One of the things I've always loved about the Rocky and Creed franchises is the emotional weight these films have. As a viewer, they bring out moments that can get a tear or two flowing from the eyes. This movie does that. Whether it's the rivalry of these two once-childhood friends or the relationship between husband and wife, these stories never cease to pull at the heartstrings. We can't help but be emotionally tied to what we're seeing on screen. Many people can relate to the struggle of Majors's character in some way, but they have also gone through similar tragedies and emotional trauma Creed is going through. It's just how life is sometimes. Whether it's Sylvester Stallone or Michael B. Jordan, both actors seem to have been made for these characters. And audiences keep coming back for more and more.
With everything else going on in this movie, the thing that almost gets lost in the shuffle is the technical aspect. Jordan filmed this third installment in the Creed franchise with IMAX cameras. He wanted to get the people watching to be invested in the fight scenes. That being said, I wasn't able to see the film in the proper aspect ratio to get the full effect of that. What I saw though was very impressive, and I can only imagine how much better this would have come off had I had the opportunity to see it in an IMAX theater.

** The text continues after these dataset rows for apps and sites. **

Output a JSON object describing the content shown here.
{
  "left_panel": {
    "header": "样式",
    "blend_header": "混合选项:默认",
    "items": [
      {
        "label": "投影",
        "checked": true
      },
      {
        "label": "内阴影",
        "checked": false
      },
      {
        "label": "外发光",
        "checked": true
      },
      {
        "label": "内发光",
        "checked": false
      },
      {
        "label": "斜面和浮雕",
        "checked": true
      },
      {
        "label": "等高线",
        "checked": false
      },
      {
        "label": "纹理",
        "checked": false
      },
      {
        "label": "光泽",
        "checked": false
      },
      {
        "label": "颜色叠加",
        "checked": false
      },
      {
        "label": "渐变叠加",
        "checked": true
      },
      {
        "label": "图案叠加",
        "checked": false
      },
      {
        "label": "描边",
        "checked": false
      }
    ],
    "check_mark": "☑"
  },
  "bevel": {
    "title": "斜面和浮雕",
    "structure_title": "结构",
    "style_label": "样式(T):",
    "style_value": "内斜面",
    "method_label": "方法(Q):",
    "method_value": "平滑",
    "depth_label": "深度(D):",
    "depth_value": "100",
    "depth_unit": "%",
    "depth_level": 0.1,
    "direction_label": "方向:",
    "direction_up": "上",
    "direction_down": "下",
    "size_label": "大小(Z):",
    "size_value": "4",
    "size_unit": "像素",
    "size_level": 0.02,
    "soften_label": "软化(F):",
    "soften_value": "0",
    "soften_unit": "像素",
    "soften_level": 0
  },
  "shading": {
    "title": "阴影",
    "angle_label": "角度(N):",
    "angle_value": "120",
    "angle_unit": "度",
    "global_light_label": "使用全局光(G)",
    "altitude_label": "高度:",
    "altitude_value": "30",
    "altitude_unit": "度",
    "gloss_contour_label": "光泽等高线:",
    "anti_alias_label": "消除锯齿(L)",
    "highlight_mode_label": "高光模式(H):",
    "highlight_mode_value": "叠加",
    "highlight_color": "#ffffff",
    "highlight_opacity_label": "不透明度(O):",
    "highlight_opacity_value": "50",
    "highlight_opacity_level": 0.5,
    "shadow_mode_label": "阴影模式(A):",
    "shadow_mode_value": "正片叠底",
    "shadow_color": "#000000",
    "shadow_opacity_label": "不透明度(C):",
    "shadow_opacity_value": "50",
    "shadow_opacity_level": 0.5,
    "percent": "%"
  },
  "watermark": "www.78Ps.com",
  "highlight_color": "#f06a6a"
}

Creed III is a joyous, thrilling film that pulls on the heartstrings while also being dramatic. Coogler and company balance the story and layer it well. It gives everybody involved many moments to shine. That being said, Majors is again the standout in another big franchise tentpole film. He brings an emotional heft that this movie needed to get the audience behind the title character. His acting lately has been off the chain, and he seems to have no ceiling regarding his acting ability. This movie will be a huge success, and my minor quibbles with a few things won't matter to the layman, who will flock to see this third installment of a franchise that seemingly will never go away. I hope they keep making films like this one, and I'll keep coming back time after time. This is an achievement in popcorn filmmaking by Jordan, Coogler, Majors, and the entire cast and production involved.
Creed III hits theaters on March 3.